Richfield Residents Take Extreme Measures To Conserve Water. About 80 households in Richfield are getting soaked by their water and sewer bills, and the cost could go up. Some families have taken to extreme conservation including shutting off the shower while soaping up and hauling five-gallon plastic jugs of water into the house to wash their hands and brush their teeth. Mike Began and Michele Pirozek don't water their lawn, run the dishwasher only once a week and do laundry elsewhere to save water -- still their water and sewer bill is about $1,500 a year. "I think we should all be conserving water," Pirozek said, "but to feel guilty about taking a shower in your own house is ludicrous." Water and Sewer LLC, their small, private utility that already charges some of the highest water and sewer rates in the state, is asking the Public Utilities Commission of Ohio to let it more than double its rates because the company is losing money.
If the increase is approved, some families could end up paying more than $6,000 a year. Water rates would jump from $11.28 per 100 cubic feet to $23.61. Sewer rates would increase from $12.33 to $27.59. Compare that to Akron, where water and sewer customers pay $2.14 and $3.04, respectively, not including additional billing charges. Utility owner Randy Kertesz admitted he wouldn't want to be his own customer. "I feel sorry for the people," he said. "But unfortunately, absent any other alternative, the rates are the rates."
A remedy would involve shutting down the utility and bringing in water service from Cleveland and sewer service from Richfield. But an ongoing dispute between a housing developer -- who happens to own the utility company -- and the township and village governments has kept that from happening.
Kertesz, a housing developer, bought about 125 acres of wooded, undeveloped property in the township about eight years ago. He didn't want to be in the utility business, but the nearby water and sewer plants came packaged in the deal.
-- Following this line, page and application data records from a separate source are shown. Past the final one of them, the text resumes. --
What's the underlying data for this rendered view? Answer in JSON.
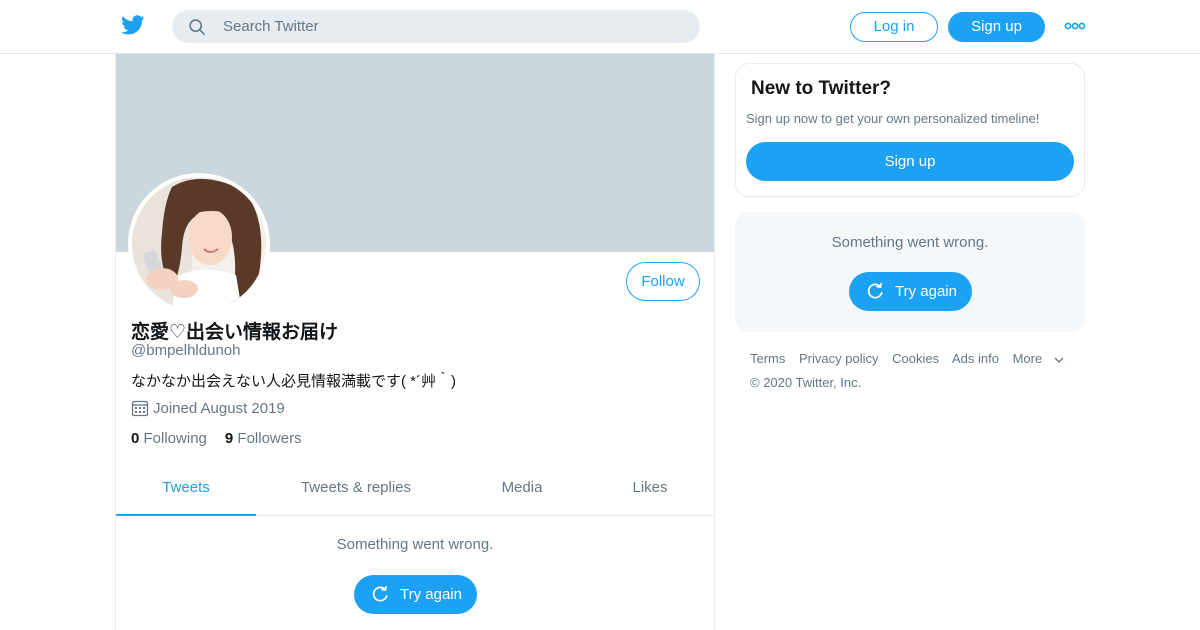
{
  "colors": {
    "accent": "#1da1f2",
    "banner": "#ccd6dd",
    "muted_text": "#657786",
    "panel_bg": "#f5f8fa"
  },
  "header": {
    "logo_icon": "twitter-bird-icon",
    "search_placeholder": "Search Twitter",
    "login_label": "Log in",
    "signup_label": "Sign up",
    "more_icon": "more-dots-icon"
  },
  "profile": {
    "follow_label": "Follow",
    "display_name": "恋愛♡出会い情報お届け",
    "handle": "@bmpelhldunoh",
    "bio": "なかなか出会えない人必見情報満載です( *´艸｀)",
    "joined": "Joined August 2019",
    "following_count": "0",
    "following_label": "Following",
    "followers_count": "9",
    "followers_label": "Followers"
  },
  "tabs": [
    {
      "label": "Tweets",
      "active": true
    },
    {
      "label": "Tweets & replies",
      "active": false
    },
    {
      "label": "Media",
      "active": false
    },
    {
      "label": "Likes",
      "active": false
    }
  ],
  "timeline": {
    "error_message": "Something went wrong.",
    "retry_label": "Try again"
  },
  "sidebar": {
    "new_title": "New to Twitter?",
    "new_subtitle": "Sign up now to get your own personalized timeline!",
    "signup_label": "Sign up",
    "error_message": "Something went wrong.",
    "retry_label": "Try again"
  },
  "footer": {
    "links": [
      "Terms",
      "Privacy policy",
      "Cookies",
      "Ads info",
      "More"
    ],
    "copyright": "© 2020 Twitter, Inc."
  }
}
The utility serves a mix of condos and single-family homes that were there before he bought his land, and could serve Kertesz's future development. Since the purchase, Kertesz has lobbied both the village and township to accept a proposal for small lots and high-density housing on his township property. He's seeking to build about 200 single-family homes.